-- Opening Marker --

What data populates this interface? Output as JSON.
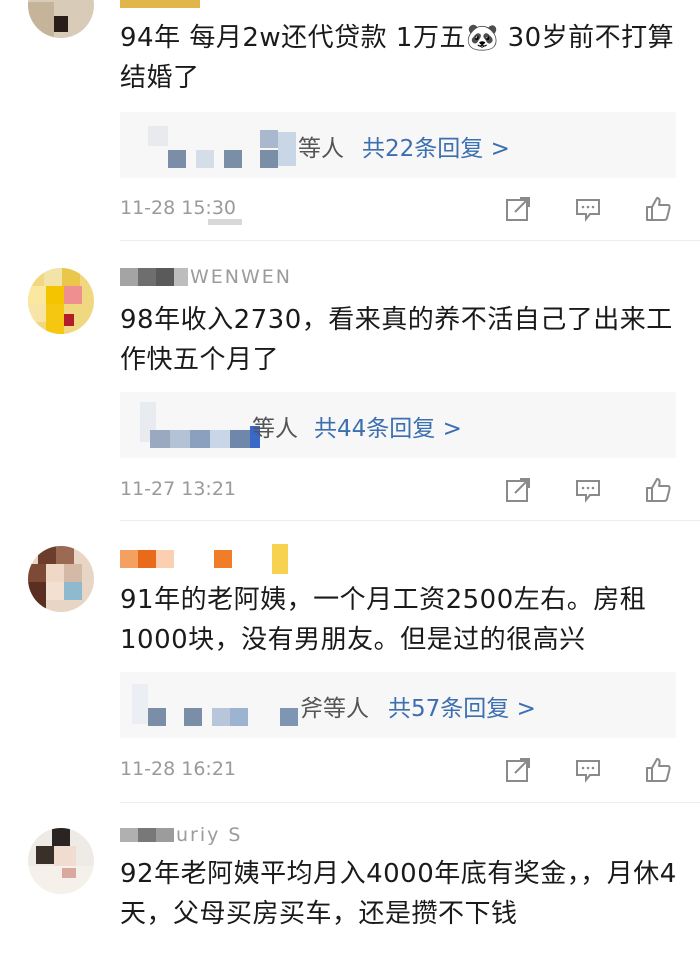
{
  "colors": {
    "reply_link": "#3b6fb0",
    "time": "#9a9a9a",
    "reply_bg": "#f7f7f7"
  },
  "comments": [
    {
      "username_tail": "",
      "text": "94年 每月2w还代贷款 1万五🐼 30岁前不打算结婚了",
      "reply_who": "等人",
      "reply_count": "共22条回复 >",
      "time": "11-28 15:30",
      "icons": [
        "share-icon",
        "comment-icon",
        "like-icon"
      ]
    },
    {
      "username_tail": "WENWEN",
      "text": "98年收入2730，看来真的养不活自己了出来工作快五个月了",
      "reply_who": "等人",
      "reply_count": "共44条回复 >",
      "time": "11-27 13:21",
      "icons": [
        "share-icon",
        "comment-icon",
        "like-icon"
      ]
    },
    {
      "username_tail": "",
      "text": "91年的老阿姨，一个月工资2500左右。房租1000块，没有男朋友。但是过的很高兴",
      "reply_who": "斧等人",
      "reply_count": "共57条回复 >",
      "time": "11-28 16:21",
      "icons": [
        "share-icon",
        "comment-icon",
        "like-icon"
      ]
    },
    {
      "username_tail": "uriy S",
      "text": "92年老阿姨平均月入4000年底有奖金，，月休4天，父母买房买车，还是攒不下钱"
    }
  ]
}
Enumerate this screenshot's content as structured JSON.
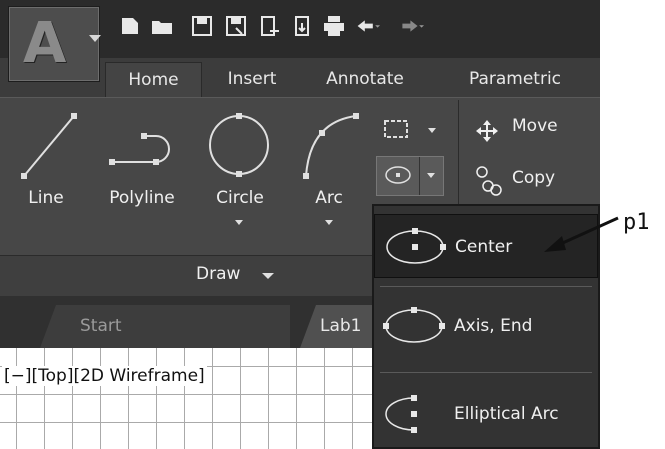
{
  "app": {
    "letter": "A"
  },
  "tabs": [
    {
      "label": "Home",
      "active": true
    },
    {
      "label": "Insert"
    },
    {
      "label": "Annotate"
    },
    {
      "label": "Parametric"
    }
  ],
  "draw_panel": {
    "tools": [
      {
        "label": "Line"
      },
      {
        "label": "Polyline"
      },
      {
        "label": "Circle"
      },
      {
        "label": "Arc"
      }
    ],
    "footer_label": "Draw"
  },
  "modify_panel": {
    "tools": [
      {
        "label": "Move"
      },
      {
        "label": "Copy"
      }
    ]
  },
  "doc_tabs": [
    {
      "label": "Start"
    },
    {
      "label": "Lab1"
    }
  ],
  "viewport_label": "[−][Top][2D Wireframe]",
  "ellipse_menu": {
    "items": [
      {
        "label": "Center"
      },
      {
        "label": "Axis, End"
      },
      {
        "label": "Elliptical Arc"
      }
    ]
  },
  "annotation": {
    "label": "p1"
  },
  "colors": {
    "ribbon_bg": "#474747",
    "menu_bg": "#333333",
    "highlight": "#242424"
  }
}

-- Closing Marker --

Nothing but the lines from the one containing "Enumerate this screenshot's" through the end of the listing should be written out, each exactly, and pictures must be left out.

Enumerate this screenshot's content as structured JSON.
{
  "app": {
    "letter": "A"
  },
  "tabs": [
    {
      "label": "Home",
      "active": true
    },
    {
      "label": "Insert"
    },
    {
      "label": "Annotate"
    },
    {
      "label": "Parametric"
    }
  ],
  "draw_panel": {
    "tools": [
      {
        "label": "Line"
      },
      {
        "label": "Polyline"
      },
      {
        "label": "Circle"
      },
      {
        "label": "Arc"
      }
    ],
    "footer_label": "Draw"
  },
  "modify_panel": {
    "tools": [
      {
        "label": "Move"
      },
      {
        "label": "Copy"
      }
    ]
  },
  "doc_tabs": [
    {
      "label": "Start"
    },
    {
      "label": "Lab1"
    }
  ],
  "viewport_label": "[−][Top][2D Wireframe]",
  "ellipse_menu": {
    "items": [
      {
        "label": "Center"
      },
      {
        "label": "Axis, End"
      },
      {
        "label": "Elliptical Arc"
      }
    ]
  },
  "annotation": {
    "label": "p1"
  },
  "colors": {
    "ribbon_bg": "#474747",
    "menu_bg": "#333333",
    "highlight": "#242424"
  }
}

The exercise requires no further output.